Jason Bausher (Quinault, WA)
"I’m an NRA Life Member and avid hunter who grew up in Aberdeen. The Wild Olympics Campaign is working to protect South Quinault Ridge and expand access for hunting along Queets Ridge. Not a single mile of road on Olympic National Forest or in Olympic National Park would be closed by the proposal. If you can drive there now, nothing in the Wild Olympics Proposal will change that."
Dave Bailey (Gardiner, WA): President, Greywolf Fly Fishing Club; Vice President, Rainshadow Chapter, Trout Unlimited
"As a local fisherman, I understand the importance of preserving healthy fish stocks on the Olympic Peninsula. What used to be the salmon capital of the world, for example, has become barely productive enough for any sport or commercial industry. We must protect our rivers in every possible way, and the watersheds that feed them!"
Mike Hank (Bremerton, WA): Veterans Conservation Corps
"As a veteran, I have proudly fought to protect our nation's values. Now I am advocating for preserving the fish, wildlife and backcountry beauty of the wild Olympics. Their snow-capped peaks, ancient forest watersheds and rivers are part of America's proud natural heritage, and it is our duty to protect them for future generations."
Bill Taylor (Shelton, WA): Vice President, Taylor Shellfish
"The two largest shellfish hatcheries that supply seed to the West Coast industry are located on Hood Canal. Well over 150 jobs are provided in Hood Canal alone by the industry, not including the indirect jobs such as processing, sales and shipping. By protecting Olympic Peninsula forest and river watersheds we ensure clean and safe water so that shellfish companies can continue to grow and further benefit the economy and ecology of Washington state."
Roy Nott (Aberdeen, WA): President & CEO, Paneltech
"As a businessman I believe that protecting our natural environment is a key to providing steady and sustainable income to our rural economies. Here in Grays Harbor, salmon sport fishing, clamming, bird watching and other forms of outdoor recreation all contribute to our local economic health and are critical to attracting and retaining the highly skilled employees that growing, technology-based companies like ours will require."
Tim McNulty (Sequim, WA): Author (Olympic National Park: A Natural History) and Conservationist
"The Wild Olympics Campaign offers durable, long-term protections for the Olympics' last unprotected wilderness, free-flowing rivers, and critical fish and wildlife habitats. Saving these areas as Wilderness, Wild and Scenic Rivers, and National Park additions will ensure that their incredible beauty, diversity and wildness remain for future generations."
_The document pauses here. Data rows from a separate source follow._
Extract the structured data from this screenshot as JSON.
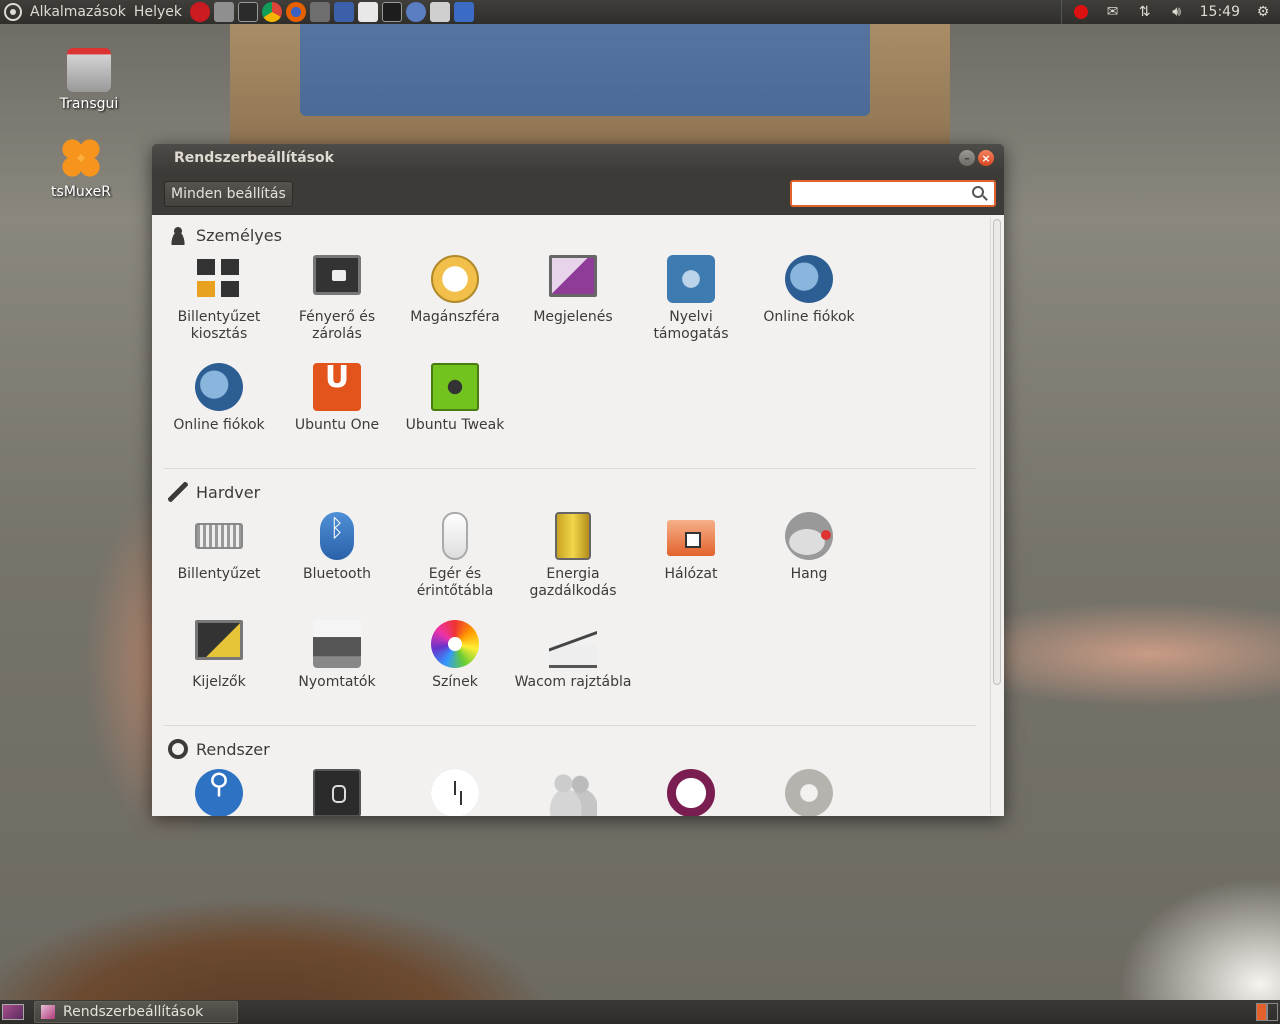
{
  "top_panel": {
    "menus": [
      "Alkalmazások",
      "Helyek"
    ],
    "launchers": [
      {
        "name": "opera-icon",
        "color": "#cc1b20"
      },
      {
        "name": "screenshot-icon",
        "color": "#8f8f8f"
      },
      {
        "name": "terminal-icon",
        "color": "#2b2b2b"
      },
      {
        "name": "chrome-icon",
        "color": "#3b8d3e"
      },
      {
        "name": "firefox-icon",
        "color": "#e66000"
      },
      {
        "name": "media-icon",
        "color": "#6e6e6e"
      },
      {
        "name": "select-tool-icon",
        "color": "#3b5fa8"
      },
      {
        "name": "text-editor-icon",
        "color": "#e8e8e8"
      },
      {
        "name": "system-monitor-icon",
        "color": "#1d1d1d"
      },
      {
        "name": "app-icon",
        "color": "#5a7ec2"
      },
      {
        "name": "calculator-icon",
        "color": "#cfcfcf"
      },
      {
        "name": "network-tool-icon",
        "color": "#3c6bc5"
      }
    ],
    "tray": {
      "icons": [
        "opera-mail-icon",
        "mail-icon",
        "network-arrows-icon",
        "volume-icon"
      ],
      "time": "15:49",
      "session_icon": "gear-icon"
    }
  },
  "desktop_icons": [
    {
      "label": "Transgui",
      "icon": "transmission-icon"
    },
    {
      "label": "tsMuxeR",
      "icon": "tsmuxer-icon"
    }
  ],
  "window": {
    "title": "Rendszerbeállítások",
    "all_settings_label": "Minden beállítás",
    "search": {
      "value": "",
      "placeholder": ""
    },
    "sections": [
      {
        "title": "Személyes",
        "icon": "person-icon",
        "items": [
          {
            "label": "Billentyűzet kiosztás",
            "icon": "keyboard-layout-icon"
          },
          {
            "label": "Fényerő és zárolás",
            "icon": "brightness-lock-icon"
          },
          {
            "label": "Magánszféra",
            "icon": "privacy-icon"
          },
          {
            "label": "Megjelenés",
            "icon": "appearance-icon"
          },
          {
            "label": "Nyelvi támogatás",
            "icon": "language-support-icon"
          },
          {
            "label": "Online fiókok",
            "icon": "online-accounts-keys-icon"
          },
          {
            "label": "Online fiókok",
            "icon": "online-accounts-icon"
          },
          {
            "label": "Ubuntu One",
            "icon": "ubuntu-one-icon"
          },
          {
            "label": "Ubuntu Tweak",
            "icon": "ubuntu-tweak-icon"
          }
        ]
      },
      {
        "title": "Hardver",
        "icon": "wrench-icon",
        "items": [
          {
            "label": "Billentyűzet",
            "icon": "keyboard-icon"
          },
          {
            "label": "Bluetooth",
            "icon": "bluetooth-icon"
          },
          {
            "label": "Egér és érintőtábla",
            "icon": "mouse-icon"
          },
          {
            "label": "Energia gazdálkodás",
            "icon": "power-icon"
          },
          {
            "label": "Hálózat",
            "icon": "network-icon"
          },
          {
            "label": "Hang",
            "icon": "sound-icon"
          },
          {
            "label": "Kijelzők",
            "icon": "displays-icon"
          },
          {
            "label": "Nyomtatók",
            "icon": "printer-icon"
          },
          {
            "label": "Színek",
            "icon": "colors-icon"
          },
          {
            "label": "Wacom rajztábla",
            "icon": "wacom-tablet-icon"
          }
        ]
      },
      {
        "title": "Rendszer",
        "icon": "system-icon",
        "items": [
          {
            "label": "",
            "icon": "accessibility-icon"
          },
          {
            "label": "",
            "icon": "backup-icon"
          },
          {
            "label": "",
            "icon": "time-date-icon"
          },
          {
            "label": "",
            "icon": "user-accounts-icon"
          },
          {
            "label": "",
            "icon": "software-center-icon"
          },
          {
            "label": "",
            "icon": "settings-gear-icon"
          }
        ]
      }
    ]
  },
  "bottom_panel": {
    "task_label": "Rendszerbeállítások",
    "workspaces": 2,
    "active_workspace": 1
  }
}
Michelle Sandoval (Port Townsend, WA): Mayor, Port Townsend
"For Port Townsend, the almost 20,000 acres of untouched, roadless forests in the Big Quilcene watershed proposed for wilderness provide natural filters for clean and safe drinking water to our residents. Literally minutes away, they also provide protections for a diverse ecosystem and majestic playground, which encourages the world-class recreational opportunities that add economic benefits to our local economy."
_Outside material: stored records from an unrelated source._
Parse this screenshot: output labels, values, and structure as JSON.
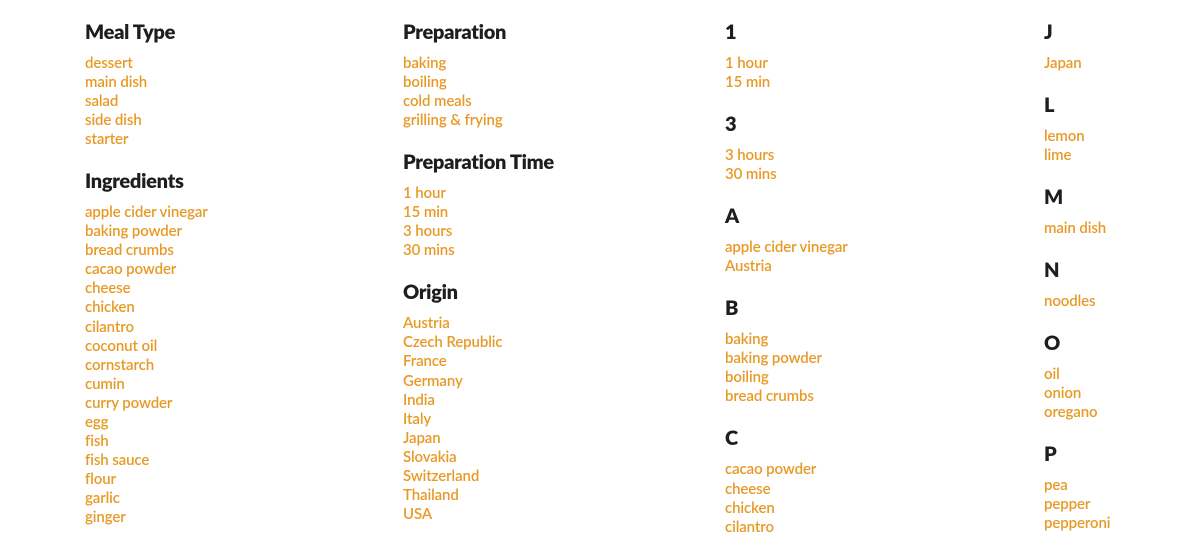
{
  "col1": [
    {
      "heading": "Meal Type",
      "items": [
        "dessert",
        "main dish",
        "salad",
        "side dish",
        "starter"
      ]
    },
    {
      "heading": "Ingredients",
      "items": [
        "apple cider vinegar",
        "baking powder",
        "bread crumbs",
        "cacao powder",
        "cheese",
        "chicken",
        "cilantro",
        "coconut oil",
        "cornstarch",
        "cumin",
        "curry powder",
        "egg",
        "fish",
        "fish sauce",
        "flour",
        "garlic",
        "ginger"
      ]
    }
  ],
  "col2": [
    {
      "heading": "Preparation",
      "items": [
        "baking",
        "boiling",
        "cold meals",
        "grilling & frying"
      ]
    },
    {
      "heading": "Preparation Time",
      "items": [
        "1 hour",
        "15 min",
        "3 hours",
        "30 mins"
      ]
    },
    {
      "heading": "Origin",
      "items": [
        "Austria",
        "Czech Republic",
        "France",
        "Germany",
        "India",
        "Italy",
        "Japan",
        "Slovakia",
        "Switzerland",
        "Thailand",
        "USA"
      ]
    }
  ],
  "col3": [
    {
      "heading": "1",
      "items": [
        "1 hour",
        "15 min"
      ]
    },
    {
      "heading": "3",
      "items": [
        "3 hours",
        "30 mins"
      ]
    },
    {
      "heading": "A",
      "items": [
        "apple cider vinegar",
        "Austria"
      ]
    },
    {
      "heading": "B",
      "items": [
        "baking",
        "baking powder",
        "boiling",
        "bread crumbs"
      ]
    },
    {
      "heading": "C",
      "items": [
        "cacao powder",
        "cheese",
        "chicken",
        "cilantro"
      ]
    }
  ],
  "col4": [
    {
      "heading": "J",
      "items": [
        "Japan"
      ]
    },
    {
      "heading": "L",
      "items": [
        "lemon",
        "lime"
      ]
    },
    {
      "heading": "M",
      "items": [
        "main dish"
      ]
    },
    {
      "heading": "N",
      "items": [
        "noodles"
      ]
    },
    {
      "heading": "O",
      "items": [
        "oil",
        "onion",
        "oregano"
      ]
    },
    {
      "heading": "P",
      "items": [
        "pea",
        "pepper",
        "pepperoni"
      ]
    }
  ]
}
Ron Gold (Hoodsport, WA): RG Forestry Consultants
"I have run my own forestry contracting firm out of Mason County for 26 years — completing dozens of projects within Olympic National Forest. The Campaign’s proposed wilderness would protect old-growth and mature forests while including the ends of a few selected old logging roads which the Forest Service has already slated for removal. By emphasizing wilderness in upper watersheds, the proposal could help generate local jobs while restoring and protecting habitat for salmon and steelhead."
Gregory Johnson (Aberdeen, WA): Team leader/Founder, The Gregorian Group
"Local Input ensures a good Wild Olympics plan. The Wild Olympics’ process is a model to ensure all voices are heard and different concerns are addressed and met. The draft plan, designed by extensive local input, is being tailor-made by our community for Grays Harbor’s diverse recreation, access and economic needs."
Roger Blain (Quinault, WA): National Park Ranger, Retired
"I was a National Park Ranger for 26 years and I had the pleasure of working in National Parks in Virginia, Maryland, Florida, Maine, California, Washington and a short time in Alaska. I support the Wild Olympics Campaign.
The idea of the National Parks was a vision for the future to protect the very best scenery, wildlife, unique geological features, culture and history that our country has to offer. We have learned from our management mistakes in the past that ecosystem management is the only way to preserve intact natural systems which protect wildlife, watersheds and salmon. I believe the Wild Olympics Campaign, in fact, supports and creates jobs through tourism because people will be attracted to wilderness, wild and scenic rivers and Olympic National Park. Having lived in many Park Gateway Communities I have seen the benefits to communities which embrace their proximity to National Parks."